Out of all the high-tech software and products one would expect facial recognition technology to be used in, who would have imagined that it would make it into the sliding doors of supermarket freezers? Yet, the pharmacy store chain Walgreen’s (the equivalent of the U.K.’s Boots) is experimenting precisely with that. The doors of its freezers in over 15 shops in both New York and Chicago are now official ‘smart doors’, meaning that they display personalised ads based on the person’s features and behaviour as measured by cameras and Artificial Intelligence systems featured into the doors of coolers.
This comes after last November Walgreens partnered with Cooler Screens, a Chicago-based startup that makes “retail cooler surfaces into IoT enabled screens”, as described on the company’s website, by featuring facial-recognition technology and eye-tracking screens to store frozen food displays. And with that, Cooler Screens aims to pave the way for the next generation of in-store shopping.
Cooler Screens’ doors contain minuscule cameras, motion sensors, and eye tracking technology that enable them to display personalised advertisements to Walgreens’ customers in order to guarantee the right product is marketed at the right time to the right person. Based on your gender, your age range, but also on other facts such as the temperature outside, how long you stand in front of a section, and on your emotional response to a particular product, the AI targets you with what it believes to be what you really want, need; desire.
Many agree that it was about time in-store marketing filled the gap between brands and customers by developing an internet-style advertising strategy that is able to offer customers the ad-hoc experience typical of online advertising. With such as Coca-Cola, Nestle, and MillerCoors already contracted with Cooler Screens, it seems as though we will encounter an increasing number of digital doors in the near future.
Of course this AI-powered marketing strategy raises the usual privacy concerns, such as, is this a privacy breach? Are these devices biased? And what about our autonomy when it comes to decision making? Responding to such criticism, Cooler Screens is set on keeping users feeling calm and secure, claiming that despite the use of facial recognition technology, the company only collects anonymous data and does not identify customers. “The business model is not built on selling customers’ data… The business model is built on providing intelligence to brands and to retailers to craft a much better shopping experience.” Said Arsen Avakian, co-founder of Cooler Screens.
No more wasting time comparing products. No more walking up and down the aisle looking for what you think you are looking for. No more buying unwanted goods. This is what Cooler Screens’ premise in embedded in. As this AI shopping software ensures a facilitated customer experience, I can’t help but wonder how this high-tech twist on real-life shopping could influence people’s taste to new and unpredictable extents.
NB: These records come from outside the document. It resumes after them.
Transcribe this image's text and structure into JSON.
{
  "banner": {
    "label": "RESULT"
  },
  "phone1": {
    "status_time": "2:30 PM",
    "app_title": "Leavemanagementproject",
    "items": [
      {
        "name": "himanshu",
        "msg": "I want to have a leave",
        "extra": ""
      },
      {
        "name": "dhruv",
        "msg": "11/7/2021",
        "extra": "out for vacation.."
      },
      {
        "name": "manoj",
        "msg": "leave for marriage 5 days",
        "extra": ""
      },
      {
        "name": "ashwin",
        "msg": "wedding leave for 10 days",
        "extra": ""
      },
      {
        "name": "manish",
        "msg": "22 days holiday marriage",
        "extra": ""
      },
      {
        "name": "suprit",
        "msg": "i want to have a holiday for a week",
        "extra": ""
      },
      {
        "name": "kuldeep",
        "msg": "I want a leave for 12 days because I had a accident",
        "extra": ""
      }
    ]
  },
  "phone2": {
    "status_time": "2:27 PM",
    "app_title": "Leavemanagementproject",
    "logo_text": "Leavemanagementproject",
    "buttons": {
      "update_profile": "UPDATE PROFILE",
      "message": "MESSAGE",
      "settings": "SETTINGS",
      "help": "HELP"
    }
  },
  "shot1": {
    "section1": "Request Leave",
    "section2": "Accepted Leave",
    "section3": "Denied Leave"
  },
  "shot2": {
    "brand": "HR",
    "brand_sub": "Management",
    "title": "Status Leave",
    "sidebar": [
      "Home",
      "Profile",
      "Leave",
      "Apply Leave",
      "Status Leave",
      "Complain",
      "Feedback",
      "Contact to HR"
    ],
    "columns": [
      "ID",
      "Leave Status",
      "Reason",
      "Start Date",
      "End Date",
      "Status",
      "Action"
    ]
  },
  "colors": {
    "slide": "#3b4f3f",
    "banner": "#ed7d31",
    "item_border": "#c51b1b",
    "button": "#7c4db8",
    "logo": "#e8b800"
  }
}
Will this technology survive against the free will of buyers who attempt to remain immune the tide of Artificial Intelligence and its data-based predictions? Smart Cooler’s mission is only at its infancy, and it’s hard to predict its success in the long run. Yet the premise of its offering is undoubtedly attractive to both brands and retailers. Now, it’s only a matter of testing the digital doors’ performance and discovering whether you’ve been buying the wrong flavour ice cream for a decade.